“The first board meeting took place on Tuesday [April 13]. The company has been legally registered as a Congolese company,” Christophe Allard, its newly appointed managing director, said in a telephone interview from Korongo’s base in Lubumbashi. Representatives for Brussels Airlines, which already flies from Burssels to Kinshasa, and GFI, a Lubumbashi-based mining and construction group, confirmed to Reuters that they had formally established the joint venture last week.
Allard, a Belgian national previously in charge of African projects at Brussels Airlines, said that the two partners had formed a Belgian-registered holding company in which Brussels Airlines holds a 50.5% stake and GFI 49.5%. The holding company in turn owns 70% of Korongo, with Congolese investors putting in the remaining 30%. Allard said the shareholders invested “around 10 million dollars for the starting phase”.

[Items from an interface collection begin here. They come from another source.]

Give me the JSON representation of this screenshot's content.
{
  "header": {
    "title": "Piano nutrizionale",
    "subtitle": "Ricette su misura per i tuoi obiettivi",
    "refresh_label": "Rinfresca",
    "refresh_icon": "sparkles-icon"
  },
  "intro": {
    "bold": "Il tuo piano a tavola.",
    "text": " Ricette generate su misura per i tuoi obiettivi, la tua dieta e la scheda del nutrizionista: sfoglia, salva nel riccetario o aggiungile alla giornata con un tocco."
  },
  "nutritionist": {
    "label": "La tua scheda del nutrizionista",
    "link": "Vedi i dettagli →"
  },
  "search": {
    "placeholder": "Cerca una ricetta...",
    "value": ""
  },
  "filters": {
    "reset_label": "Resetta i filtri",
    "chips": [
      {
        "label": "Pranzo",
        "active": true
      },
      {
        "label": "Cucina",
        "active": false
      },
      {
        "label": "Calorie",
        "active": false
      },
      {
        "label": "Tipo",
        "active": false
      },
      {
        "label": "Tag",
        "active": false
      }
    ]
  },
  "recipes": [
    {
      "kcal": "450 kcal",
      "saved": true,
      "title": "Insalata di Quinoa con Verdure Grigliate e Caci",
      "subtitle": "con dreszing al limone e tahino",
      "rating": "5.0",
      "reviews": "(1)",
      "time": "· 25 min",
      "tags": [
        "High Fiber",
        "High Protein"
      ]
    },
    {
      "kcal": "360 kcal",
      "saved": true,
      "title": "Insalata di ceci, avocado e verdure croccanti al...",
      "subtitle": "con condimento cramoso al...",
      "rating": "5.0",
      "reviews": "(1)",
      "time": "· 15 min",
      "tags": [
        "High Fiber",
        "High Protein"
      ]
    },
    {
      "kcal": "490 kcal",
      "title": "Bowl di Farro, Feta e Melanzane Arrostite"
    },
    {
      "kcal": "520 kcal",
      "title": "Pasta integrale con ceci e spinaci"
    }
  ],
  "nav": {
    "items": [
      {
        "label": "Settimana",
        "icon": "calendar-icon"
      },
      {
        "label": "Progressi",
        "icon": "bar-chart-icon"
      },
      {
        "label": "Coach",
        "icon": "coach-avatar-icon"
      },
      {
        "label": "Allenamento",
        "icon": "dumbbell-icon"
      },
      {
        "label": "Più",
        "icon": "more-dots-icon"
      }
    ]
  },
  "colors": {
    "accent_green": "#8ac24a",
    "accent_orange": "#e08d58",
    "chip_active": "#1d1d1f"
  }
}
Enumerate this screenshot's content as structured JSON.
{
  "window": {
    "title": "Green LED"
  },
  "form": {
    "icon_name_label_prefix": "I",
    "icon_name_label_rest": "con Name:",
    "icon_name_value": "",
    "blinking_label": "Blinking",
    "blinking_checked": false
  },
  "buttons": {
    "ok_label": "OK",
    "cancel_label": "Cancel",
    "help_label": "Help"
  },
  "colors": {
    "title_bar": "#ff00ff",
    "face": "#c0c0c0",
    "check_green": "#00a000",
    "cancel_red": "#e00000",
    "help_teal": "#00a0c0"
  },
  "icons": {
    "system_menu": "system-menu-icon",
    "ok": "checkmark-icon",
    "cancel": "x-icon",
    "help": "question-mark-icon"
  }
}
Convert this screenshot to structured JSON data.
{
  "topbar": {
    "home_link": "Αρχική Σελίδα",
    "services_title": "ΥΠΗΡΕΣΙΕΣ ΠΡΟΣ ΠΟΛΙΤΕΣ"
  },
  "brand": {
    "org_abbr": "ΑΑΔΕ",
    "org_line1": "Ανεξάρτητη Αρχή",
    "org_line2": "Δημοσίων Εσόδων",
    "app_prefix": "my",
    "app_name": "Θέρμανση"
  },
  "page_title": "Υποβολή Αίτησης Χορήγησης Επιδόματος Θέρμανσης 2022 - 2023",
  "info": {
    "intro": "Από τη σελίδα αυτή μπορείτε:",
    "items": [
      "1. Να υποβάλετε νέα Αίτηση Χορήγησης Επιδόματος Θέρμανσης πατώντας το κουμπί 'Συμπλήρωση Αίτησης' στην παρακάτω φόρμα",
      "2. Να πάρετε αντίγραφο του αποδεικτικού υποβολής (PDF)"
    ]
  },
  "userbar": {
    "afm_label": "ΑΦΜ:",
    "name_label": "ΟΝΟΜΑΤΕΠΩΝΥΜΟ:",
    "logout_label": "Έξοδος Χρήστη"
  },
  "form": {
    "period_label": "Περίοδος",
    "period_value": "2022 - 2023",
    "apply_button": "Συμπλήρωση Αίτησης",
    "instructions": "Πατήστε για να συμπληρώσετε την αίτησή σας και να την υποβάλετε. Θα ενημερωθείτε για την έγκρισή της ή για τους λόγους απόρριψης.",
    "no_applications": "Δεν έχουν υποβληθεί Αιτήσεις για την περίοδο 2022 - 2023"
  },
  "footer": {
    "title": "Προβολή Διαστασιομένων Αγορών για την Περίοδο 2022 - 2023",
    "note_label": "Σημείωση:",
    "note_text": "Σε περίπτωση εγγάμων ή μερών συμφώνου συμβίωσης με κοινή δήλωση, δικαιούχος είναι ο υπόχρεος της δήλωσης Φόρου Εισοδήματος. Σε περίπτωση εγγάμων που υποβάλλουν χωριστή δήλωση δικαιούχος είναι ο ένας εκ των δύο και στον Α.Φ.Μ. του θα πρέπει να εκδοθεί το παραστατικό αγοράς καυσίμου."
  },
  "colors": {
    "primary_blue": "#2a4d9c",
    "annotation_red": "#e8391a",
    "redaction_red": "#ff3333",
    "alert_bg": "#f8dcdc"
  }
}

“With GFI and the Congolese shareholders, there is a strong Congolese identity. This is important when requesting an AOC” (air operator’s certificate),  Allard said. He added that Korongo, whose name is a Swahili term for large migrating birds, had applied for the licence on Thursday.

Kinshasa-Lubumbashi

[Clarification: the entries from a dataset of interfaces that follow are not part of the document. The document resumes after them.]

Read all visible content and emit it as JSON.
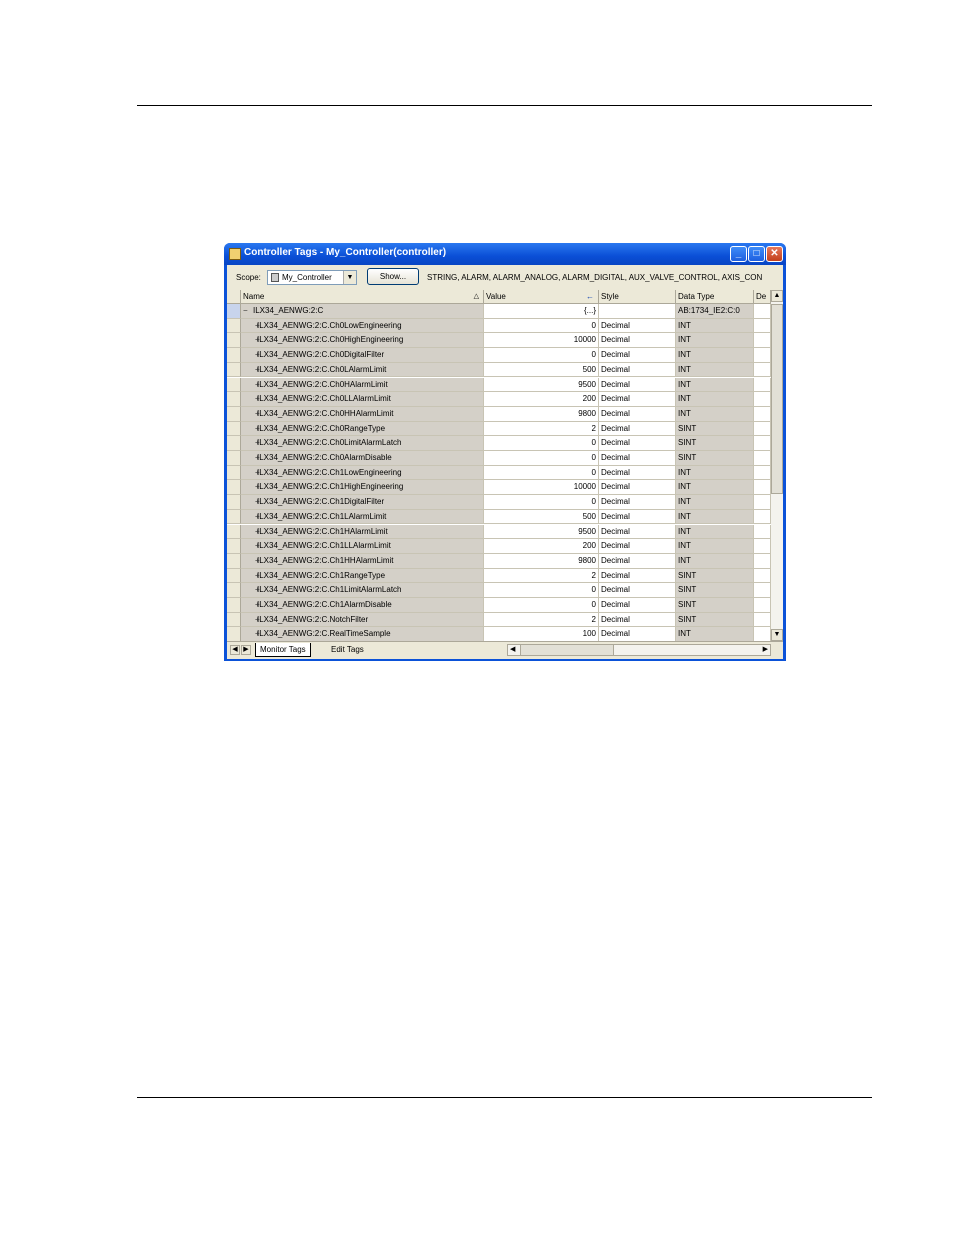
{
  "window": {
    "title": "Controller Tags - My_Controller(controller)",
    "minimize": "_",
    "maximize": "□",
    "close": "✕"
  },
  "scope": {
    "label": "Scope:",
    "value": "My_Controller",
    "show_button": "Show...",
    "filter": "STRING, ALARM, ALARM_ANALOG, ALARM_DIGITAL, AUX_VALVE_CONTROL, AXIS_CON"
  },
  "columns": {
    "name": "Name",
    "value": "Value",
    "style": "Style",
    "type": "Data Type",
    "desc": "De"
  },
  "rows": [
    {
      "expander": "−",
      "name": "ILX34_AENWG:2:C",
      "value": "{...}",
      "style": "",
      "type": "AB:1734_IE2:C:0"
    },
    {
      "expander": "+",
      "name": "ILX34_AENWG:2:C.Ch0LowEngineering",
      "value": "0",
      "style": "Decimal",
      "type": "INT"
    },
    {
      "expander": "+",
      "name": "ILX34_AENWG:2:C.Ch0HighEngineering",
      "value": "10000",
      "style": "Decimal",
      "type": "INT"
    },
    {
      "expander": "+",
      "name": "ILX34_AENWG:2:C.Ch0DigitalFilter",
      "value": "0",
      "style": "Decimal",
      "type": "INT"
    },
    {
      "expander": "+",
      "name": "ILX34_AENWG:2:C.Ch0LAlarmLimit",
      "value": "500",
      "style": "Decimal",
      "type": "INT"
    },
    {
      "expander": "+",
      "name": "ILX34_AENWG:2:C.Ch0HAlarmLimit",
      "value": "9500",
      "style": "Decimal",
      "type": "INT"
    },
    {
      "expander": "+",
      "name": "ILX34_AENWG:2:C.Ch0LLAlarmLimit",
      "value": "200",
      "style": "Decimal",
      "type": "INT"
    },
    {
      "expander": "+",
      "name": "ILX34_AENWG:2:C.Ch0HHAlarmLimit",
      "value": "9800",
      "style": "Decimal",
      "type": "INT"
    },
    {
      "expander": "+",
      "name": "ILX34_AENWG:2:C.Ch0RangeType",
      "value": "2",
      "style": "Decimal",
      "type": "SINT"
    },
    {
      "expander": "+",
      "name": "ILX34_AENWG:2:C.Ch0LimitAlarmLatch",
      "value": "0",
      "style": "Decimal",
      "type": "SINT"
    },
    {
      "expander": "+",
      "name": "ILX34_AENWG:2:C.Ch0AlarmDisable",
      "value": "0",
      "style": "Decimal",
      "type": "SINT"
    },
    {
      "expander": "+",
      "name": "ILX34_AENWG:2:C.Ch1LowEngineering",
      "value": "0",
      "style": "Decimal",
      "type": "INT"
    },
    {
      "expander": "+",
      "name": "ILX34_AENWG:2:C.Ch1HighEngineering",
      "value": "10000",
      "style": "Decimal",
      "type": "INT"
    },
    {
      "expander": "+",
      "name": "ILX34_AENWG:2:C.Ch1DigitalFilter",
      "value": "0",
      "style": "Decimal",
      "type": "INT"
    },
    {
      "expander": "+",
      "name": "ILX34_AENWG:2:C.Ch1LAlarmLimit",
      "value": "500",
      "style": "Decimal",
      "type": "INT"
    },
    {
      "expander": "+",
      "name": "ILX34_AENWG:2:C.Ch1HAlarmLimit",
      "value": "9500",
      "style": "Decimal",
      "type": "INT"
    },
    {
      "expander": "+",
      "name": "ILX34_AENWG:2:C.Ch1LLAlarmLimit",
      "value": "200",
      "style": "Decimal",
      "type": "INT"
    },
    {
      "expander": "+",
      "name": "ILX34_AENWG:2:C.Ch1HHAlarmLimit",
      "value": "9800",
      "style": "Decimal",
      "type": "INT"
    },
    {
      "expander": "+",
      "name": "ILX34_AENWG:2:C.Ch1RangeType",
      "value": "2",
      "style": "Decimal",
      "type": "SINT"
    },
    {
      "expander": "+",
      "name": "ILX34_AENWG:2:C.Ch1LimitAlarmLatch",
      "value": "0",
      "style": "Decimal",
      "type": "SINT"
    },
    {
      "expander": "+",
      "name": "ILX34_AENWG:2:C.Ch1AlarmDisable",
      "value": "0",
      "style": "Decimal",
      "type": "SINT"
    },
    {
      "expander": "+",
      "name": "ILX34_AENWG:2:C.NotchFilter",
      "value": "2",
      "style": "Decimal",
      "type": "SINT"
    },
    {
      "expander": "+",
      "name": "ILX34_AENWG:2:C.RealTimeSample",
      "value": "100",
      "style": "Decimal",
      "type": "INT"
    }
  ],
  "tabs": {
    "monitor": "Monitor Tags",
    "edit": "Edit Tags"
  }
}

Korongo plans to open a “quasi-daily” service between Lubumbashi, the capital of the mineral-rich province of Katanga, and Kinshasa, the national capital, by the end of this year. Congo Express, a joint venture between South African Express and another group of Congolese investors, opened a similar service earlier this year, also serving the diamond centre of Mbuji-Mayi. Allard said Korongo would then look into other domestic services as well as regional cross-border flights.
Brussels Airlines has earmarked three of its Boeing 737-300 aircraft, capable of carrying 120 to 140 passengers, for Korongo. “They will be modified to carry radio and navigation systems more suitable to the African environment, as well as cabin alterations. Comfort is very important ... it will not be a low-cost style service,” Allard said
He said that the start and development of operations would depend on renovation works at Congolese airports. “Even Lubumbashi must have some works done before we begin,” he said.  “We are putting a bit of pressure on the authorities on that issue,” he added. Katanga governor Moïse Katumbi has reportedly threatened to close down Lubumbashi airport if the national authorities did not begin improvement works there by April 30. Allard cited “runways, navigation assistance, fire rescue and lighting” as areas of concern preventing Korongo from flying to provincial airports at the moment.
Allard said GFI and Brussels Airlines would start staff training programmes in preparation for recruitment, which Korongo will launch after it obtains its licence. “The next step is the AOC. From then on, we will be able to confirm recruitment, begin ticketing and bring in the first aircraft,” he said.